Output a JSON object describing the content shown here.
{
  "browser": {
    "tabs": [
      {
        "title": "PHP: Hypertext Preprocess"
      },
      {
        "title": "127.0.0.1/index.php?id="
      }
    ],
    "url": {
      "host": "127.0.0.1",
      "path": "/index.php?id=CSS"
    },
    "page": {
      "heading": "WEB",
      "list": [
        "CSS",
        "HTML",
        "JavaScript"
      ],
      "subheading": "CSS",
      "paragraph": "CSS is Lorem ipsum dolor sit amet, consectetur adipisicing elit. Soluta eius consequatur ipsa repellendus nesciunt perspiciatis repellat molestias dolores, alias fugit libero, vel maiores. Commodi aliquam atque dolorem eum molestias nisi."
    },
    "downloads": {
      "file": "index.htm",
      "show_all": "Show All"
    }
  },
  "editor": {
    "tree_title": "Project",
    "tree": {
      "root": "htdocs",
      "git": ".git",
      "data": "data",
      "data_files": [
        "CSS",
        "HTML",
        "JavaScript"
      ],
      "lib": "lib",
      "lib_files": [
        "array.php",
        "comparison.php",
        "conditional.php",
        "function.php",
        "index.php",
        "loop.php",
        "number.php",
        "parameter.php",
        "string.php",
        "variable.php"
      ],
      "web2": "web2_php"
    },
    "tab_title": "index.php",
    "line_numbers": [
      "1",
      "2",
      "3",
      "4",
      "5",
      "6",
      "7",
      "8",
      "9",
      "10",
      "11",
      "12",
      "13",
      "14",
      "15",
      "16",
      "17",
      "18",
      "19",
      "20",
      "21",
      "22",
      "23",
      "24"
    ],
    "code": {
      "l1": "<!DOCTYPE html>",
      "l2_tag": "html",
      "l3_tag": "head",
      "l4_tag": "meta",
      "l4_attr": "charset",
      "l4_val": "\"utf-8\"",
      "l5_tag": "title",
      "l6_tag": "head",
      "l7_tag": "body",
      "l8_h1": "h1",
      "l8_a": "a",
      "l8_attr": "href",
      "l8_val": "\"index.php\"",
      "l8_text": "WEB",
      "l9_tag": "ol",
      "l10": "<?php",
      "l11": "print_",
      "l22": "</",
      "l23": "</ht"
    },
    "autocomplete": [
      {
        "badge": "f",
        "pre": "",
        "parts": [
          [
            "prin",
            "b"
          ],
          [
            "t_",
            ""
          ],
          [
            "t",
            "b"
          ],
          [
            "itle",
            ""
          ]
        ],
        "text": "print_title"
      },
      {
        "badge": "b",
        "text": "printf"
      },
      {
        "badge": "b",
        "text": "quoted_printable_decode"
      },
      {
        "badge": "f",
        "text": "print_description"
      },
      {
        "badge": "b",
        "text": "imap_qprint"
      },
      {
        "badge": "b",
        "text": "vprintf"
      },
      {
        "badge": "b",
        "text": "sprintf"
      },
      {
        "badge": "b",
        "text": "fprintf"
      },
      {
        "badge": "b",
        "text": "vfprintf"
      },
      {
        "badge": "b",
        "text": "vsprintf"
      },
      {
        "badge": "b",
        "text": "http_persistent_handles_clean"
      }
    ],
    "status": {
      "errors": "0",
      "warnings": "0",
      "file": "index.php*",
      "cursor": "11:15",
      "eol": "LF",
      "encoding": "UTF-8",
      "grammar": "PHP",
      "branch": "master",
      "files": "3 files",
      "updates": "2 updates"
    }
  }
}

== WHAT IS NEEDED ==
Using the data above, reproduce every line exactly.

== RESULT ==
Output a JSON object describing the content shown here.
{
  "browser": {
    "tabs": [
      {
        "title": "PHP: Hypertext Preprocess"
      },
      {
        "title": "127.0.0.1/index.php?id="
      }
    ],
    "url": {
      "host": "127.0.0.1",
      "path": "/index.php?id=CSS"
    },
    "page": {
      "heading": "WEB",
      "list": [
        "CSS",
        "HTML",
        "JavaScript"
      ],
      "subheading": "CSS",
      "paragraph": "CSS is Lorem ipsum dolor sit amet, consectetur adipisicing elit. Soluta eius consequatur ipsa repellendus nesciunt perspiciatis repellat molestias dolores, alias fugit libero, vel maiores. Commodi aliquam atque dolorem eum molestias nisi."
    },
    "downloads": {
      "file": "index.htm",
      "show_all": "Show All"
    }
  },
  "editor": {
    "tree_title": "Project",
    "tree": {
      "root": "htdocs",
      "git": ".git",
      "data": "data",
      "data_files": [
        "CSS",
        "HTML",
        "JavaScript"
      ],
      "lib": "lib",
      "lib_files": [
        "array.php",
        "comparison.php",
        "conditional.php",
        "function.php",
        "index.php",
        "loop.php",
        "number.php",
        "parameter.php",
        "string.php",
        "variable.php"
      ],
      "web2": "web2_php"
    },
    "tab_title": "index.php",
    "line_numbers": [
      "1",
      "2",
      "3",
      "4",
      "5",
      "6",
      "7",
      "8",
      "9",
      "10",
      "11",
      "12",
      "13",
      "14",
      "15",
      "16",
      "17",
      "18",
      "19",
      "20",
      "21",
      "22",
      "23",
      "24"
    ],
    "code": {
      "l1": "<!DOCTYPE html>",
      "l2_tag": "html",
      "l3_tag": "head",
      "l4_tag": "meta",
      "l4_attr": "charset",
      "l4_val": "\"utf-8\"",
      "l5_tag": "title",
      "l6_tag": "head",
      "l7_tag": "body",
      "l8_h1": "h1",
      "l8_a": "a",
      "l8_attr": "href",
      "l8_val": "\"index.php\"",
      "l8_text": "WEB",
      "l9_tag": "ol",
      "l10": "<?php",
      "l11": "print_",
      "l22": "</",
      "l23": "</ht"
    },
    "autocomplete": [
      {
        "badge": "f",
        "pre": "",
        "parts": [
          [
            "prin",
            "b"
          ],
          [
            "t_",
            ""
          ],
          [
            "t",
            "b"
          ],
          [
            "itle",
            ""
          ]
        ],
        "text": "print_title"
      },
      {
        "badge": "b",
        "text": "printf"
      },
      {
        "badge": "b",
        "text": "quoted_printable_decode"
      },
      {
        "badge": "f",
        "text": "print_description"
      },
      {
        "badge": "b",
        "text": "imap_qprint"
      },
      {
        "badge": "b",
        "text": "vprintf"
      },
      {
        "badge": "b",
        "text": "sprintf"
      },
      {
        "badge": "b",
        "text": "fprintf"
      },
      {
        "badge": "b",
        "text": "vfprintf"
      },
      {
        "badge": "b",
        "text": "vsprintf"
      },
      {
        "badge": "b",
        "text": "http_persistent_handles_clean"
      }
    ],
    "status": {
      "errors": "0",
      "warnings": "0",
      "file": "index.php*",
      "cursor": "11:15",
      "eol": "LF",
      "encoding": "UTF-8",
      "grammar": "PHP",
      "branch": "master",
      "files": "3 files",
      "updates": "2 updates"
    }
  }
}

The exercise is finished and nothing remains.